__Exercise description__. Each entry must appear again exactly as it does in the source.

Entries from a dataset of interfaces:
- - - - -
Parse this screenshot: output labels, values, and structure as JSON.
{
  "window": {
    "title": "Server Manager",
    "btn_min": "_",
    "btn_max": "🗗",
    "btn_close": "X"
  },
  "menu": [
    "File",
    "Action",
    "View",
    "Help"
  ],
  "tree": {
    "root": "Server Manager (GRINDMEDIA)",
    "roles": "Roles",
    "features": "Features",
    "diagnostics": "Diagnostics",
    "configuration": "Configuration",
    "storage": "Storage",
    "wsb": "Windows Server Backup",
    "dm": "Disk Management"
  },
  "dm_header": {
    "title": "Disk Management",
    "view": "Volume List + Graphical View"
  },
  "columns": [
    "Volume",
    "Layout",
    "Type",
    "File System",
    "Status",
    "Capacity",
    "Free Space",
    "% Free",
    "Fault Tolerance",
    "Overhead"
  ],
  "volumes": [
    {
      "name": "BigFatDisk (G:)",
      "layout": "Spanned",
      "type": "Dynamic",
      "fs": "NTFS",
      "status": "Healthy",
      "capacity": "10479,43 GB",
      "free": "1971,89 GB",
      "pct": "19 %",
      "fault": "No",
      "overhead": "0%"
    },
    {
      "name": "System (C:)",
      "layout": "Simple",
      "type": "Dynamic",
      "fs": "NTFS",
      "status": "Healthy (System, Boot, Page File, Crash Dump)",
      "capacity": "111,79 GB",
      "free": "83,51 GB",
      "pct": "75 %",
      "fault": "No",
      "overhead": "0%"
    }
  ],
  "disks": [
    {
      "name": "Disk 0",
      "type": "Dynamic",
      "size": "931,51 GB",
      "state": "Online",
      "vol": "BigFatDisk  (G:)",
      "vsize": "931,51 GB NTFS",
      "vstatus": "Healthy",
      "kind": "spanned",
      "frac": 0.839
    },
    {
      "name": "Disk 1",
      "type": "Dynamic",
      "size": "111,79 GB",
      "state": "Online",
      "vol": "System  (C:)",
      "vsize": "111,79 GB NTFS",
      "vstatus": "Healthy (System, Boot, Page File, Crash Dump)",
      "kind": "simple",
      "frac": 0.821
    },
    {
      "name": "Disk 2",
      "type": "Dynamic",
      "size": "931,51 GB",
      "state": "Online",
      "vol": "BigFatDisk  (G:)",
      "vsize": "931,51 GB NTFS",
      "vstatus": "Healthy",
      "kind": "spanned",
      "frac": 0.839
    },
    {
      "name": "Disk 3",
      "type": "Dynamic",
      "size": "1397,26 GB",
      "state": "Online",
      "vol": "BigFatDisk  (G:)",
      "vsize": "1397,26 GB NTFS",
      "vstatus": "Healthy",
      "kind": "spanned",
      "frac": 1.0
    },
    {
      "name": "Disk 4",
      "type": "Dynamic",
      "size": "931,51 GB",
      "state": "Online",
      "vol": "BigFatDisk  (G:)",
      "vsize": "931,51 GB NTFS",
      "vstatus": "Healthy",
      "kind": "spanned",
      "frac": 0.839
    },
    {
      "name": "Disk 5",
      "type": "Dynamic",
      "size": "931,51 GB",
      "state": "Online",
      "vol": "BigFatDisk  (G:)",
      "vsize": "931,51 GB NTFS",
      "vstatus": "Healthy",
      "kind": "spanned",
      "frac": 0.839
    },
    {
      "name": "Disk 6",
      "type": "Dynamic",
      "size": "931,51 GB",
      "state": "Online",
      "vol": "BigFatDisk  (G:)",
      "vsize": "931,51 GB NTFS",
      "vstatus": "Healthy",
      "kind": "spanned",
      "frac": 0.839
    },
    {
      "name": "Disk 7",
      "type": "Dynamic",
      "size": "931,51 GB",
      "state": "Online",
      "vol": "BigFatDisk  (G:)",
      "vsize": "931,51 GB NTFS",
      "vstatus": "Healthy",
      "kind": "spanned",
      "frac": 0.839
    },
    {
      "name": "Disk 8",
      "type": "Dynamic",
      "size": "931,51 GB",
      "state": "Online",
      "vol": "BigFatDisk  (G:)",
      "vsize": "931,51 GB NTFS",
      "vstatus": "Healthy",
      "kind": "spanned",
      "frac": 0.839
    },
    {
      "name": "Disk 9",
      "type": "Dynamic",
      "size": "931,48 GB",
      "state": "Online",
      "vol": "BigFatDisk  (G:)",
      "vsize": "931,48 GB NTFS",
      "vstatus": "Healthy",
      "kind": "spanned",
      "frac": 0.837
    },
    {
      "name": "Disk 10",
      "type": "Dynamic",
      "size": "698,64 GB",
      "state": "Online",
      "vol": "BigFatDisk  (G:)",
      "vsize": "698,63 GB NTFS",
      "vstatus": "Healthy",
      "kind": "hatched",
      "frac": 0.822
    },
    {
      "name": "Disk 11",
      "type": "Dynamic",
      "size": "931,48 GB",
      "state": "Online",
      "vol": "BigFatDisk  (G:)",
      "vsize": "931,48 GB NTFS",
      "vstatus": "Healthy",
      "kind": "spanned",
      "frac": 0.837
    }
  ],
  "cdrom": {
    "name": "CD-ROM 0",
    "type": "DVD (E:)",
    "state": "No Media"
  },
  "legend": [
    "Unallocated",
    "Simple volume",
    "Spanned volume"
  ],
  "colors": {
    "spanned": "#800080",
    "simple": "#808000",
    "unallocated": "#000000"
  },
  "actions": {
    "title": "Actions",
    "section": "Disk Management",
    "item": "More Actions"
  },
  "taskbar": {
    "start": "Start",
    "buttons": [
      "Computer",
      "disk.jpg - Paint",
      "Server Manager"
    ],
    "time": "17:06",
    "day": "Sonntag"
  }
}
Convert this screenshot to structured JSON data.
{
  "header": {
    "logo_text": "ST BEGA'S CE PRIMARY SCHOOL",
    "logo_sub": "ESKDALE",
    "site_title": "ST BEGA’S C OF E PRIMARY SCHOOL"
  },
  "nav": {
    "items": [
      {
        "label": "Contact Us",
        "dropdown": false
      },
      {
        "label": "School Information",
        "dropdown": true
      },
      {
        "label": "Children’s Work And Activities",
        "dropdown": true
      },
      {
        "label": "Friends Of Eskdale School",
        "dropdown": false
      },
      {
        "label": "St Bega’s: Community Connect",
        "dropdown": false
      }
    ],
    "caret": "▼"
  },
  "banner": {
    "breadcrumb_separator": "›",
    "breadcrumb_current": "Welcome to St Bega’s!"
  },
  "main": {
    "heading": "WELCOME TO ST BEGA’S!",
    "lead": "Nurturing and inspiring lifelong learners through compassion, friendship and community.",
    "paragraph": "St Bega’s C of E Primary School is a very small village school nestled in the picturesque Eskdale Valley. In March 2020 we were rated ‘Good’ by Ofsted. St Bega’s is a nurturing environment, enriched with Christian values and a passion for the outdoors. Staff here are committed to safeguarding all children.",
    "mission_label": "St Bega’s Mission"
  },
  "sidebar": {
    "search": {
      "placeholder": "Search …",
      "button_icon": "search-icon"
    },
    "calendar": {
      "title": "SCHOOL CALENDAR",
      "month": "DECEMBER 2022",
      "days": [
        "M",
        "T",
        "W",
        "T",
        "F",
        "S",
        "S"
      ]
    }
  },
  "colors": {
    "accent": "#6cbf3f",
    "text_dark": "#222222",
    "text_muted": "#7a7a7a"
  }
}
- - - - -
__Solution to this exercise__.
Parse this screenshot: output labels, values, and structure as JSON.
{
  "window": {
    "title": "Server Manager",
    "btn_min": "_",
    "btn_max": "🗗",
    "btn_close": "X"
  },
  "menu": [
    "File",
    "Action",
    "View",
    "Help"
  ],
  "tree": {
    "root": "Server Manager (GRINDMEDIA)",
    "roles": "Roles",
    "features": "Features",
    "diagnostics": "Diagnostics",
    "configuration": "Configuration",
    "storage": "Storage",
    "wsb": "Windows Server Backup",
    "dm": "Disk Management"
  },
  "dm_header": {
    "title": "Disk Management",
    "view": "Volume List + Graphical View"
  },
  "columns": [
    "Volume",
    "Layout",
    "Type",
    "File System",
    "Status",
    "Capacity",
    "Free Space",
    "% Free",
    "Fault Tolerance",
    "Overhead"
  ],
  "volumes": [
    {
      "name": "BigFatDisk (G:)",
      "layout": "Spanned",
      "type": "Dynamic",
      "fs": "NTFS",
      "status": "Healthy",
      "capacity": "10479,43 GB",
      "free": "1971,89 GB",
      "pct": "19 %",
      "fault": "No",
      "overhead": "0%"
    },
    {
      "name": "System (C:)",
      "layout": "Simple",
      "type": "Dynamic",
      "fs": "NTFS",
      "status": "Healthy (System, Boot, Page File, Crash Dump)",
      "capacity": "111,79 GB",
      "free": "83,51 GB",
      "pct": "75 %",
      "fault": "No",
      "overhead": "0%"
    }
  ],
  "disks": [
    {
      "name": "Disk 0",
      "type": "Dynamic",
      "size": "931,51 GB",
      "state": "Online",
      "vol": "BigFatDisk  (G:)",
      "vsize": "931,51 GB NTFS",
      "vstatus": "Healthy",
      "kind": "spanned",
      "frac": 0.839
    },
    {
      "name": "Disk 1",
      "type": "Dynamic",
      "size": "111,79 GB",
      "state": "Online",
      "vol": "System  (C:)",
      "vsize": "111,79 GB NTFS",
      "vstatus": "Healthy (System, Boot, Page File, Crash Dump)",
      "kind": "simple",
      "frac": 0.821
    },
    {
      "name": "Disk 2",
      "type": "Dynamic",
      "size": "931,51 GB",
      "state": "Online",
      "vol": "BigFatDisk  (G:)",
      "vsize": "931,51 GB NTFS",
      "vstatus": "Healthy",
      "kind": "spanned",
      "frac": 0.839
    },
    {
      "name": "Disk 3",
      "type": "Dynamic",
      "size": "1397,26 GB",
      "state": "Online",
      "vol": "BigFatDisk  (G:)",
      "vsize": "1397,26 GB NTFS",
      "vstatus": "Healthy",
      "kind": "spanned",
      "frac": 1.0
    },
    {
      "name": "Disk 4",
      "type": "Dynamic",
      "size": "931,51 GB",
      "state": "Online",
      "vol": "BigFatDisk  (G:)",
      "vsize": "931,51 GB NTFS",
      "vstatus": "Healthy",
      "kind": "spanned",
      "frac": 0.839
    },
    {
      "name": "Disk 5",
      "type": "Dynamic",
      "size": "931,51 GB",
      "state": "Online",
      "vol": "BigFatDisk  (G:)",
      "vsize": "931,51 GB NTFS",
      "vstatus": "Healthy",
      "kind": "spanned",
      "frac": 0.839
    },
    {
      "name": "Disk 6",
      "type": "Dynamic",
      "size": "931,51 GB",
      "state": "Online",
      "vol": "BigFatDisk  (G:)",
      "vsize": "931,51 GB NTFS",
      "vstatus": "Healthy",
      "kind": "spanned",
      "frac": 0.839
    },
    {
      "name": "Disk 7",
      "type": "Dynamic",
      "size": "931,51 GB",
      "state": "Online",
      "vol": "BigFatDisk  (G:)",
      "vsize": "931,51 GB NTFS",
      "vstatus": "Healthy",
      "kind": "spanned",
      "frac": 0.839
    },
    {
      "name": "Disk 8",
      "type": "Dynamic",
      "size": "931,51 GB",
      "state": "Online",
      "vol": "BigFatDisk  (G:)",
      "vsize": "931,51 GB NTFS",
      "vstatus": "Healthy",
      "kind": "spanned",
      "frac": 0.839
    },
    {
      "name": "Disk 9",
      "type": "Dynamic",
      "size": "931,48 GB",
      "state": "Online",
      "vol": "BigFatDisk  (G:)",
      "vsize": "931,48 GB NTFS",
      "vstatus": "Healthy",
      "kind": "spanned",
      "frac": 0.837
    },
    {
      "name": "Disk 10",
      "type": "Dynamic",
      "size": "698,64 GB",
      "state": "Online",
      "vol": "BigFatDisk  (G:)",
      "vsize": "698,63 GB NTFS",
      "vstatus": "Healthy",
      "kind": "hatched",
      "frac": 0.822
    },
    {
      "name": "Disk 11",
      "type": "Dynamic",
      "size": "931,48 GB",
      "state": "Online",
      "vol": "BigFatDisk  (G:)",
      "vsize": "931,48 GB NTFS",
      "vstatus": "Healthy",
      "kind": "spanned",
      "frac": 0.837
    }
  ],
  "cdrom": {
    "name": "CD-ROM 0",
    "type": "DVD (E:)",
    "state": "No Media"
  },
  "legend": [
    "Unallocated",
    "Simple volume",
    "Spanned volume"
  ],
  "colors": {
    "spanned": "#800080",
    "simple": "#808000",
    "unallocated": "#000000"
  },
  "actions": {
    "title": "Actions",
    "section": "Disk Management",
    "item": "More Actions"
  },
  "taskbar": {
    "start": "Start",
    "buttons": [
      "Computer",
      "disk.jpg - Paint",
      "Server Manager"
    ],
    "time": "17:06",
    "day": "Sonntag"
  }
}
Convert this screenshot to structured JSON data.
{
  "header": {
    "logo_text": "ST BEGA'S CE PRIMARY SCHOOL",
    "logo_sub": "ESKDALE",
    "site_title": "ST BEGA’S C OF E PRIMARY SCHOOL"
  },
  "nav": {
    "items": [
      {
        "label": "Contact Us",
        "dropdown": false
      },
      {
        "label": "School Information",
        "dropdown": true
      },
      {
        "label": "Children’s Work And Activities",
        "dropdown": true
      },
      {
        "label": "Friends Of Eskdale School",
        "dropdown": false
      },
      {
        "label": "St Bega’s: Community Connect",
        "dropdown": false
      }
    ],
    "caret": "▼"
  },
  "banner": {
    "breadcrumb_separator": "›",
    "breadcrumb_current": "Welcome to St Bega’s!"
  },
  "main": {
    "heading": "WELCOME TO ST BEGA’S!",
    "lead": "Nurturing and inspiring lifelong learners through compassion, friendship and community.",
    "paragraph": "St Bega’s C of E Primary School is a very small village school nestled in the picturesque Eskdale Valley. In March 2020 we were rated ‘Good’ by Ofsted. St Bega’s is a nurturing environment, enriched with Christian values and a passion for the outdoors. Staff here are committed to safeguarding all children.",
    "mission_label": "St Bega’s Mission"
  },
  "sidebar": {
    "search": {
      "placeholder": "Search …",
      "button_icon": "search-icon"
    },
    "calendar": {
      "title": "SCHOOL CALENDAR",
      "month": "DECEMBER 2022",
      "days": [
        "M",
        "T",
        "W",
        "T",
        "F",
        "S",
        "S"
      ]
    }
  },
  "colors": {
    "accent": "#6cbf3f",
    "text_dark": "#222222",
    "text_muted": "#7a7a7a"
  }
}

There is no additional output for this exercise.